** SOURCE MATERIAL **
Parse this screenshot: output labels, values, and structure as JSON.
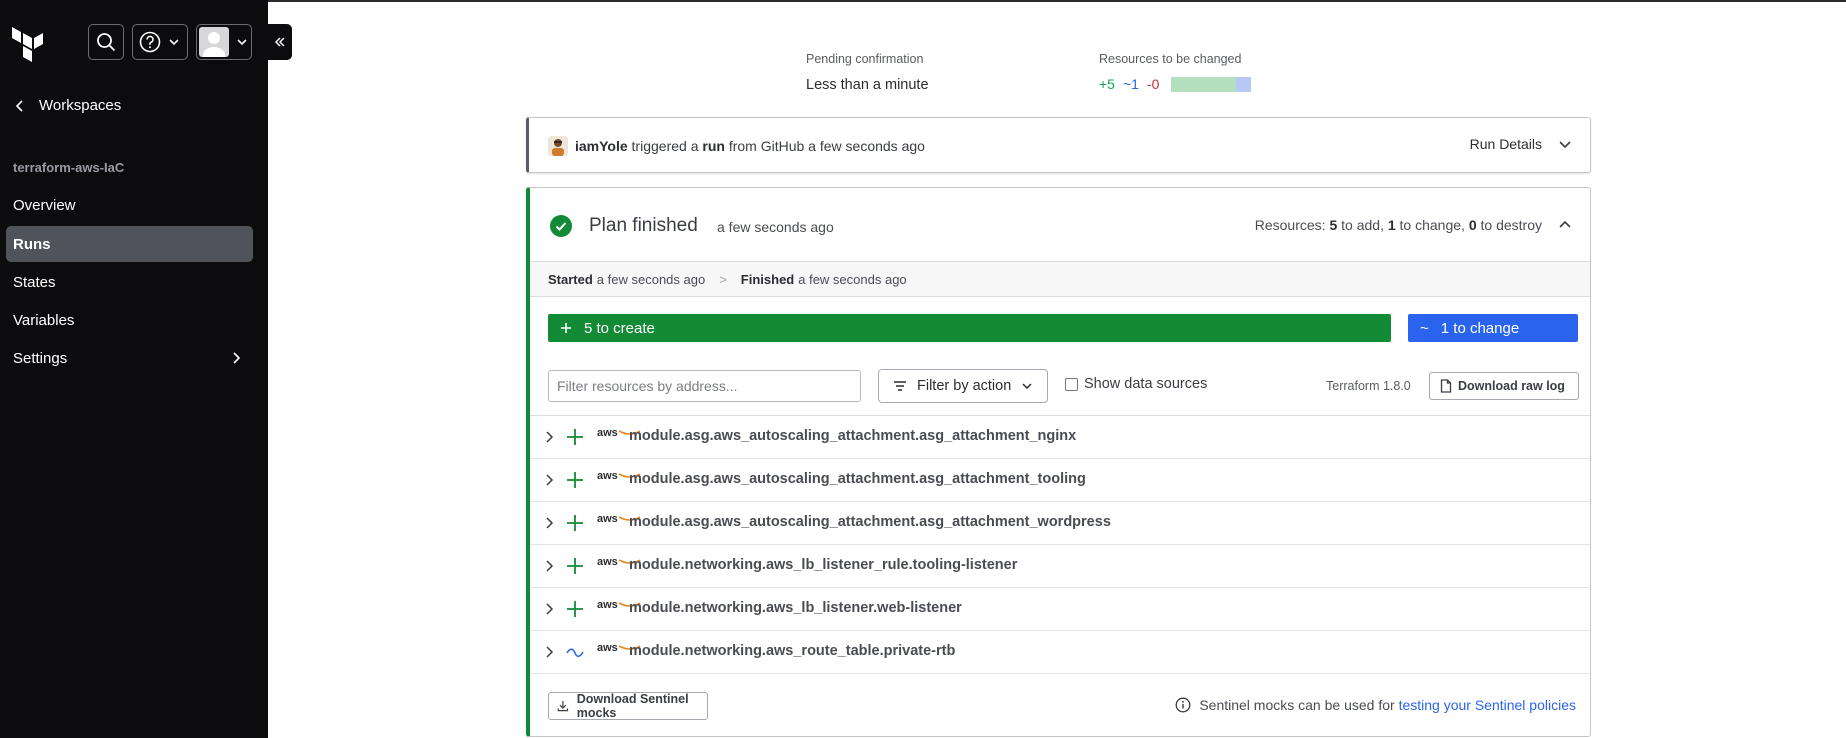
{
  "sidebar": {
    "back_label": "Workspaces",
    "workspace_name": "terraform-aws-IaC",
    "items": [
      {
        "label": "Overview"
      },
      {
        "label": "Runs"
      },
      {
        "label": "States"
      },
      {
        "label": "Variables"
      },
      {
        "label": "Settings"
      }
    ]
  },
  "summary": {
    "pending_label": "Pending confirmation",
    "pending_value": "Less than a minute",
    "resources_label": "Resources to be changed",
    "add_count": "+5",
    "change_count": "~1",
    "destroy_count": "-0"
  },
  "trigger": {
    "user": "iamYole",
    "text_1": "triggered a",
    "run_word": "run",
    "text_2": "from GitHub a few seconds ago",
    "details_label": "Run Details"
  },
  "plan": {
    "title": "Plan finished",
    "time": "a few seconds ago",
    "resources_prefix": "Resources:",
    "add_num": "5",
    "add_text": "to add,",
    "change_num": "1",
    "change_text": "to change,",
    "destroy_num": "0",
    "destroy_text": "to destroy",
    "started_label": "Started",
    "started_time": "a few seconds ago",
    "finished_label": "Finished",
    "finished_time": "a few seconds ago",
    "create_label": "5 to create",
    "change_label": "1 to change",
    "filter_placeholder": "Filter resources by address...",
    "filter_action_label": "Filter by action",
    "show_data_sources_label": "Show data sources",
    "terraform_version": "Terraform 1.8.0",
    "download_raw_log_label": "Download raw log",
    "provider_label": "aws",
    "resources": [
      {
        "address": "module.asg.aws_autoscaling_attachment.asg_attachment_nginx",
        "action": "create"
      },
      {
        "address": "module.asg.aws_autoscaling_attachment.asg_attachment_tooling",
        "action": "create"
      },
      {
        "address": "module.asg.aws_autoscaling_attachment.asg_attachment_wordpress",
        "action": "create"
      },
      {
        "address": "module.networking.aws_lb_listener_rule.tooling-listener",
        "action": "create"
      },
      {
        "address": "module.networking.aws_lb_listener.web-listener",
        "action": "create"
      },
      {
        "address": "module.networking.aws_route_table.private-rtb",
        "action": "change"
      }
    ],
    "download_sentinel_label": "Download Sentinel mocks",
    "sentinel_note": "Sentinel mocks can be used for",
    "sentinel_link": "testing your Sentinel policies"
  },
  "colors": {
    "create": "#138a36",
    "change": "#2a64ec",
    "destroy": "#c62d3a",
    "sidebar_bg": "#0c0c0e"
  }
}
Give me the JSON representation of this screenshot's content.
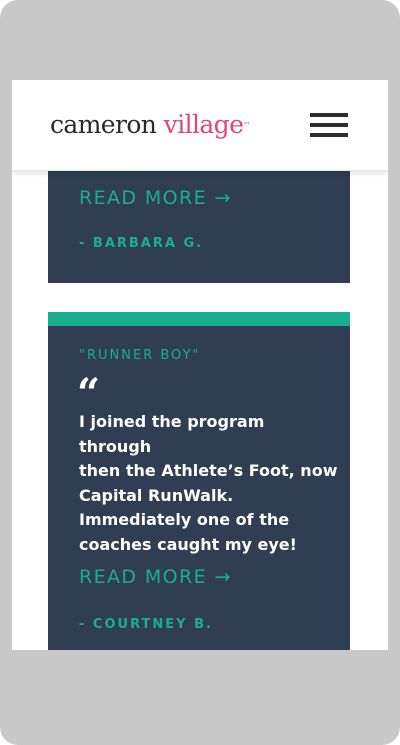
{
  "header": {
    "logo_part1": "cameron",
    "logo_part2": "village",
    "logo_mark": "™",
    "menu_icon": "hamburger-menu-icon"
  },
  "colors": {
    "accent": "#1bae8e",
    "card_bg": "#2f3e52",
    "brand_pink": "#e0457b"
  },
  "testimonials": [
    {
      "read_more": "READ MORE →",
      "author": "- BARBARA G."
    },
    {
      "title": "\"RUNNER BOY\"",
      "quote_mark": "“",
      "quote": "I joined the program through\nthen the Athlete’s Foot, now\nCapital RunWalk.\nImmediately one of the\ncoaches caught my eye!",
      "read_more": "READ MORE →",
      "author": "- COURTNEY B."
    }
  ]
}
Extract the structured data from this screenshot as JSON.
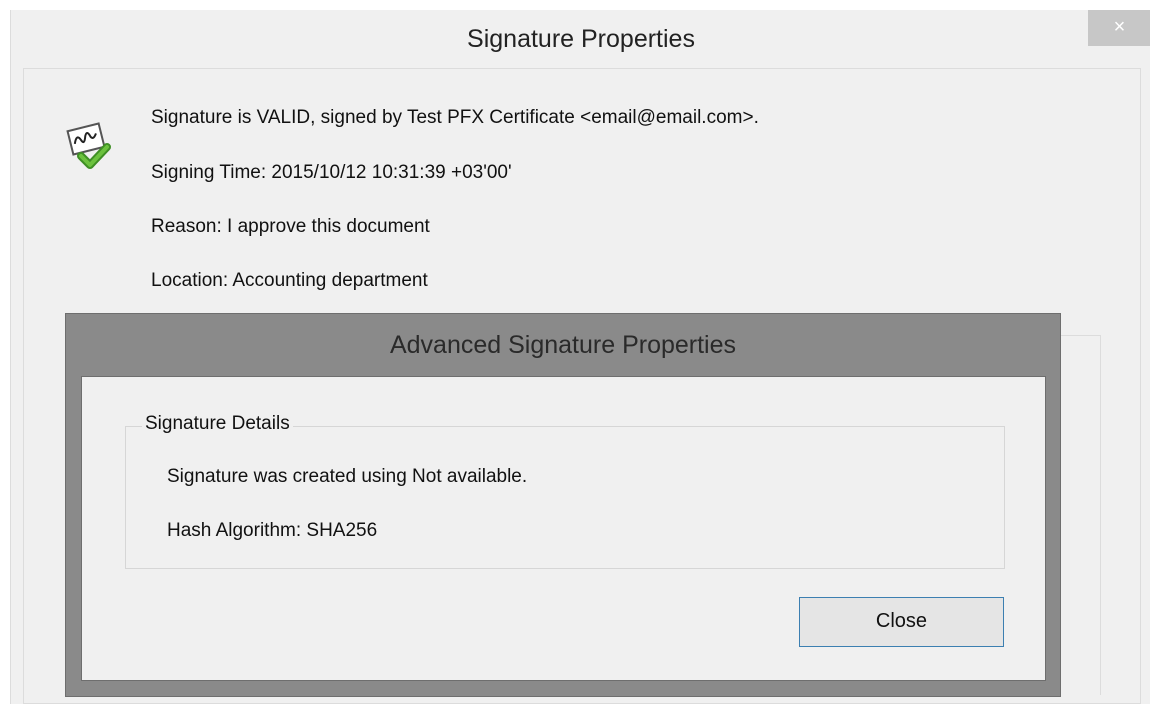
{
  "window": {
    "title": "Signature Properties",
    "close_glyph": "×"
  },
  "signature": {
    "icon": "signature-valid-checkmark-icon",
    "status": "Signature is VALID, signed by Test PFX Certificate <email@email.com>.",
    "signing_time": "Signing Time:  2015/10/12 10:31:39 +03'00'",
    "reason": "Reason:  I approve this document",
    "location": "Location:  Accounting department"
  },
  "advanced": {
    "title": "Advanced Signature Properties",
    "group_label": "Signature Details",
    "created_using": "Signature was created using Not available.",
    "hash_algorithm": "Hash Algorithm: SHA256",
    "close_label": "Close"
  },
  "colors": {
    "outer_background": "#f0f0f0",
    "modal_overlay": "#8a8a8a",
    "button_focus_border": "#3c7fb1",
    "check_green": "#5aa832"
  }
}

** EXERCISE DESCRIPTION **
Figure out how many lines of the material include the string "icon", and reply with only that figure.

** COMPLETED EXERCISE **
2